▶ Exercise: Every record should be copied exactly, except that pictures are to be omitted.

[Page and application data records]
********

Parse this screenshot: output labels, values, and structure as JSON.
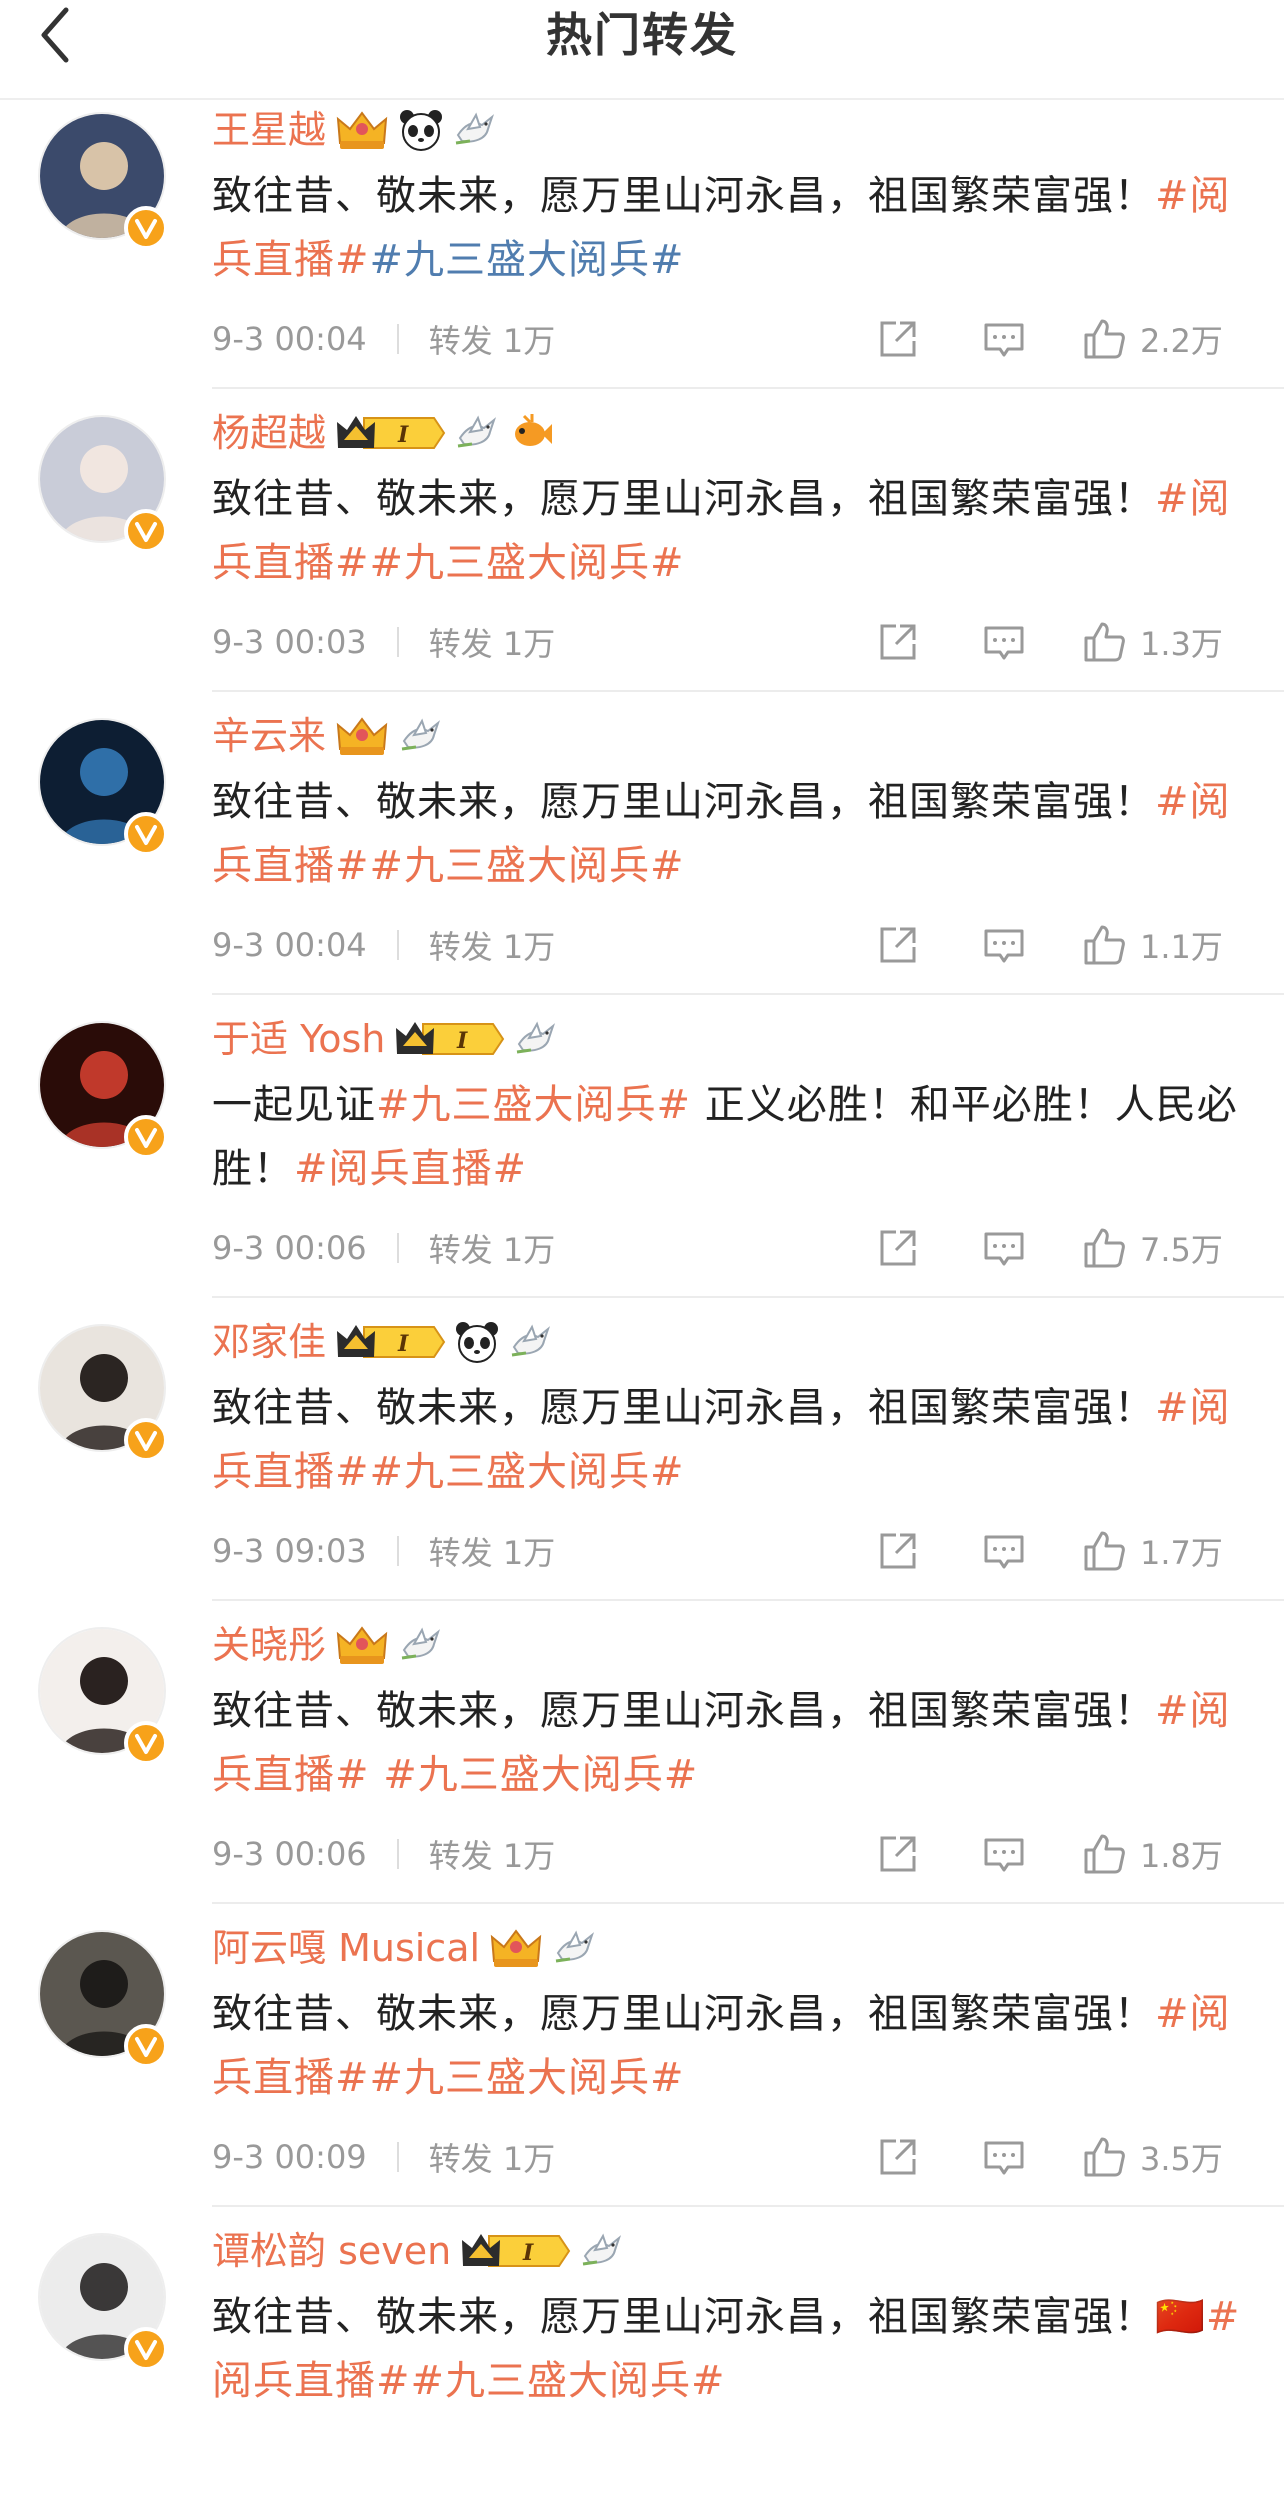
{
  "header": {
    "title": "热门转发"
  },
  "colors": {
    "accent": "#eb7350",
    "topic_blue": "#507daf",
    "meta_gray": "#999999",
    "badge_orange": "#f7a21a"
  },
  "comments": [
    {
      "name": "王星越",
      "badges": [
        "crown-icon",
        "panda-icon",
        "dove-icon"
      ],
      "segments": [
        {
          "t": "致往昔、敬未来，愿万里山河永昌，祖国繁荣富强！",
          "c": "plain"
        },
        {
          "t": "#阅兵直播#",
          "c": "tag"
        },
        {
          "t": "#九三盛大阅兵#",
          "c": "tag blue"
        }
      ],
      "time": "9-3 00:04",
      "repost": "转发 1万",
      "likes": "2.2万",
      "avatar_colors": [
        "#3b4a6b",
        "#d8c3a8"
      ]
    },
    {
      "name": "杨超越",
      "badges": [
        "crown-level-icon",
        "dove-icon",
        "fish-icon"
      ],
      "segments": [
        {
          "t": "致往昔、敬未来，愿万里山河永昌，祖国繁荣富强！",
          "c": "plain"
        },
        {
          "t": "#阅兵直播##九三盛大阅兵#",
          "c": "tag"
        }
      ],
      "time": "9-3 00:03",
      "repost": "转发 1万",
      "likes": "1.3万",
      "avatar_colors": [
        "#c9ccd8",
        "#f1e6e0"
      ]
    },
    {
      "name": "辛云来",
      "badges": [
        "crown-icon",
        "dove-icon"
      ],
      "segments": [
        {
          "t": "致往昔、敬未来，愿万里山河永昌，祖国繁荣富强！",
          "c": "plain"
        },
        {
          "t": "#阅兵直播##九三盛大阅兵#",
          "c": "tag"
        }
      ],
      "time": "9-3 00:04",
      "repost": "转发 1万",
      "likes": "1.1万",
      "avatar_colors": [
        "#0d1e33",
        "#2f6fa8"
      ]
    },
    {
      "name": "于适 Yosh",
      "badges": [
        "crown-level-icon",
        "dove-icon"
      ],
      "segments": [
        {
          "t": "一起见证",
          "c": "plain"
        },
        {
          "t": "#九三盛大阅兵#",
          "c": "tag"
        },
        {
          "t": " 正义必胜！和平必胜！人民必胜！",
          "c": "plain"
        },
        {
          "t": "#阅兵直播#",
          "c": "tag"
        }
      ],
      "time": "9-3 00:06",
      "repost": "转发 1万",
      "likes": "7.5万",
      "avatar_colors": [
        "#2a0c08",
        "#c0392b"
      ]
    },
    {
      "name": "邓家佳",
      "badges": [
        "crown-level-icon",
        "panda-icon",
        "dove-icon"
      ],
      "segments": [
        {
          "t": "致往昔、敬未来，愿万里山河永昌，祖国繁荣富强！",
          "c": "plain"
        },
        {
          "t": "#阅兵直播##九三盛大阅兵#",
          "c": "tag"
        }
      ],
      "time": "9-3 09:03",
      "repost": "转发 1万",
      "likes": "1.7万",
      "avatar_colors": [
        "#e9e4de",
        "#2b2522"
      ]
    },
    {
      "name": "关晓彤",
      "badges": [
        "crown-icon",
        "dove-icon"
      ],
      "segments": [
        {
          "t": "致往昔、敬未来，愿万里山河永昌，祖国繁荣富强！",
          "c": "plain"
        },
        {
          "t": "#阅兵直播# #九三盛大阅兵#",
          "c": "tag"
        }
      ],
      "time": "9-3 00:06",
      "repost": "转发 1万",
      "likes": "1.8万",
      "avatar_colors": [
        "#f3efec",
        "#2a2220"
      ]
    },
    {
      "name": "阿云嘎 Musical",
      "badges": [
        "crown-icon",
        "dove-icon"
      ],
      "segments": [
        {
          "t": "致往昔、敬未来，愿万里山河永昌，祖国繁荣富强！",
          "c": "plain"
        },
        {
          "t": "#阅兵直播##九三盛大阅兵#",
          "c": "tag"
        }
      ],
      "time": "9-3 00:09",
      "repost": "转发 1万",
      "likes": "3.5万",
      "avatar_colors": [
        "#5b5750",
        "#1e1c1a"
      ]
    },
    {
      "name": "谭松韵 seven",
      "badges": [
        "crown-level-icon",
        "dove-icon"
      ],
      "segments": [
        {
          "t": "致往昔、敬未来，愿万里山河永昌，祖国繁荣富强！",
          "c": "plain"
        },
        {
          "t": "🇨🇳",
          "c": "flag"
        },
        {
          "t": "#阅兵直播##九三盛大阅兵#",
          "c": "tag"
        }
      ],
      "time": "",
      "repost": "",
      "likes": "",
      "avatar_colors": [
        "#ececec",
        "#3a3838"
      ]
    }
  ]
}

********

▶ Completed task:
Parse this screenshot: output labels, values, and structure as JSON.
{
  "header": {
    "title": "热门转发"
  },
  "colors": {
    "accent": "#eb7350",
    "topic_blue": "#507daf",
    "meta_gray": "#999999",
    "badge_orange": "#f7a21a"
  },
  "comments": [
    {
      "name": "王星越",
      "badges": [
        "crown-icon",
        "panda-icon",
        "dove-icon"
      ],
      "segments": [
        {
          "t": "致往昔、敬未来，愿万里山河永昌，祖国繁荣富强！",
          "c": "plain"
        },
        {
          "t": "#阅兵直播#",
          "c": "tag"
        },
        {
          "t": "#九三盛大阅兵#",
          "c": "tag blue"
        }
      ],
      "time": "9-3 00:04",
      "repost": "转发 1万",
      "likes": "2.2万",
      "avatar_colors": [
        "#3b4a6b",
        "#d8c3a8"
      ]
    },
    {
      "name": "杨超越",
      "badges": [
        "crown-level-icon",
        "dove-icon",
        "fish-icon"
      ],
      "segments": [
        {
          "t": "致往昔、敬未来，愿万里山河永昌，祖国繁荣富强！",
          "c": "plain"
        },
        {
          "t": "#阅兵直播##九三盛大阅兵#",
          "c": "tag"
        }
      ],
      "time": "9-3 00:03",
      "repost": "转发 1万",
      "likes": "1.3万",
      "avatar_colors": [
        "#c9ccd8",
        "#f1e6e0"
      ]
    },
    {
      "name": "辛云来",
      "badges": [
        "crown-icon",
        "dove-icon"
      ],
      "segments": [
        {
          "t": "致往昔、敬未来，愿万里山河永昌，祖国繁荣富强！",
          "c": "plain"
        },
        {
          "t": "#阅兵直播##九三盛大阅兵#",
          "c": "tag"
        }
      ],
      "time": "9-3 00:04",
      "repost": "转发 1万",
      "likes": "1.1万",
      "avatar_colors": [
        "#0d1e33",
        "#2f6fa8"
      ]
    },
    {
      "name": "于适 Yosh",
      "badges": [
        "crown-level-icon",
        "dove-icon"
      ],
      "segments": [
        {
          "t": "一起见证",
          "c": "plain"
        },
        {
          "t": "#九三盛大阅兵#",
          "c": "tag"
        },
        {
          "t": " 正义必胜！和平必胜！人民必胜！",
          "c": "plain"
        },
        {
          "t": "#阅兵直播#",
          "c": "tag"
        }
      ],
      "time": "9-3 00:06",
      "repost": "转发 1万",
      "likes": "7.5万",
      "avatar_colors": [
        "#2a0c08",
        "#c0392b"
      ]
    },
    {
      "name": "邓家佳",
      "badges": [
        "crown-level-icon",
        "panda-icon",
        "dove-icon"
      ],
      "segments": [
        {
          "t": "致往昔、敬未来，愿万里山河永昌，祖国繁荣富强！",
          "c": "plain"
        },
        {
          "t": "#阅兵直播##九三盛大阅兵#",
          "c": "tag"
        }
      ],
      "time": "9-3 09:03",
      "repost": "转发 1万",
      "likes": "1.7万",
      "avatar_colors": [
        "#e9e4de",
        "#2b2522"
      ]
    },
    {
      "name": "关晓彤",
      "badges": [
        "crown-icon",
        "dove-icon"
      ],
      "segments": [
        {
          "t": "致往昔、敬未来，愿万里山河永昌，祖国繁荣富强！",
          "c": "plain"
        },
        {
          "t": "#阅兵直播# #九三盛大阅兵#",
          "c": "tag"
        }
      ],
      "time": "9-3 00:06",
      "repost": "转发 1万",
      "likes": "1.8万",
      "avatar_colors": [
        "#f3efec",
        "#2a2220"
      ]
    },
    {
      "name": "阿云嘎 Musical",
      "badges": [
        "crown-icon",
        "dove-icon"
      ],
      "segments": [
        {
          "t": "致往昔、敬未来，愿万里山河永昌，祖国繁荣富强！",
          "c": "plain"
        },
        {
          "t": "#阅兵直播##九三盛大阅兵#",
          "c": "tag"
        }
      ],
      "time": "9-3 00:09",
      "repost": "转发 1万",
      "likes": "3.5万",
      "avatar_colors": [
        "#5b5750",
        "#1e1c1a"
      ]
    },
    {
      "name": "谭松韵 seven",
      "badges": [
        "crown-level-icon",
        "dove-icon"
      ],
      "segments": [
        {
          "t": "致往昔、敬未来，愿万里山河永昌，祖国繁荣富强！",
          "c": "plain"
        },
        {
          "t": "🇨🇳",
          "c": "flag"
        },
        {
          "t": "#阅兵直播##九三盛大阅兵#",
          "c": "tag"
        }
      ],
      "time": "",
      "repost": "",
      "likes": "",
      "avatar_colors": [
        "#ececec",
        "#3a3838"
      ]
    }
  ]
}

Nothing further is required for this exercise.